“Robbins College has gone through a tremendous phase of growth in recent years, particularly on the graduate education side,” Carter said. “They’ve developed a national reputation for exceptional education for both undergraduate and graduate students, and while this will remain a top priority, I am perhaps most excited to work with faculty, staff and students to take the College research and scholarship to new heights that positively impact human health and flourishing and align with the goals of Illuminate.”
Provost Brickhouse also thanked the 14-member search committee for their valuable time and service during the successful nationwide search process: Gary Carini (chair), Trisha Blalock, Barbara Doucet, Will Driskell, Andrew Gallucci, Steve Green, Shanna Hagan-Burke, Forest Kim, Elise King, Shane Koppenhaver, Jasmine Opusunju, Jungjun Peter Park, Renee Umstattd Meyer and Nadine Welch. The provost also expressed appreciation for Sheri L. Dragoo, Ph.D., chair of the Department of Human Sciences and Design who served for the past year as Interim Dean of Robbins College.
ABOUT BAYLOR UNIVERSITY
Baylor University is a private Christian University and a nationally ranked Research 1 institution. The University provides a vibrant campus community for more than 20,000 students by blending interdisciplinary research with an international reputation for educational excellence and a faculty commitment to teaching and scholarship. Chartered in 1845 by the Republic of Texas through the efforts of Baptist pioneers, Baylor is the oldest continually operating University in Texas. Located in Waco, Baylor welcomes students from all 50 states and more than 90 countries to study a broad range of degrees among its 12 nationally recognized academic divisions.
ABOUT ROBBINS COLLEGE OF HEALTH AND HUMAN SCIENCES AT BAYLOR UNIVERSITY

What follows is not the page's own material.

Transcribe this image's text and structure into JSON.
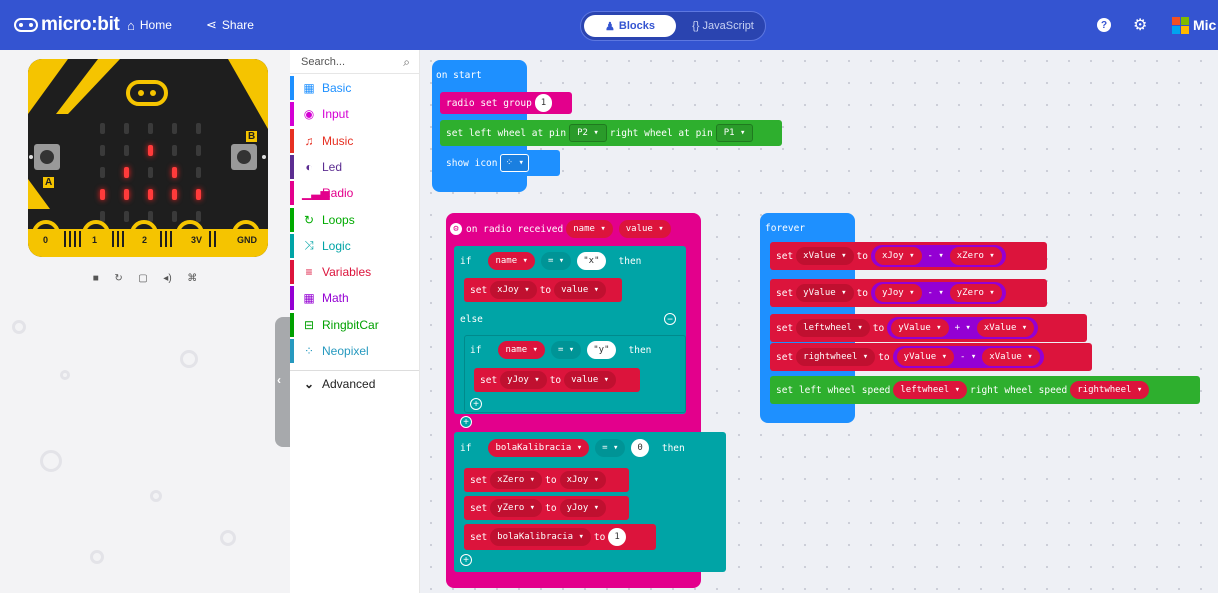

The Robbins College of Health and Human Sciences at Baylor University was established in 2014, a result of identified priorities for strengthening the health sciences through Baylor’s strategic vision, Pro Futuris, and the University’s Illuminate strategic plan. The anchor academic units that form Robbins College – Communication Sciences and Disorders; Human Sciences and Design; Health, Human Performance and Recreation; Occupational Therapy; Physical Therapy; Public Health; and Division of Health Professions – share a common purpose: improving health and quality of life. The College’s curricula promotes a team-based approach to transformational education and research that has established interdisciplinary research collaborations to advance solutions for improving quality of life for individuals, families and communities. For more information, visit baylor.edu/chhs.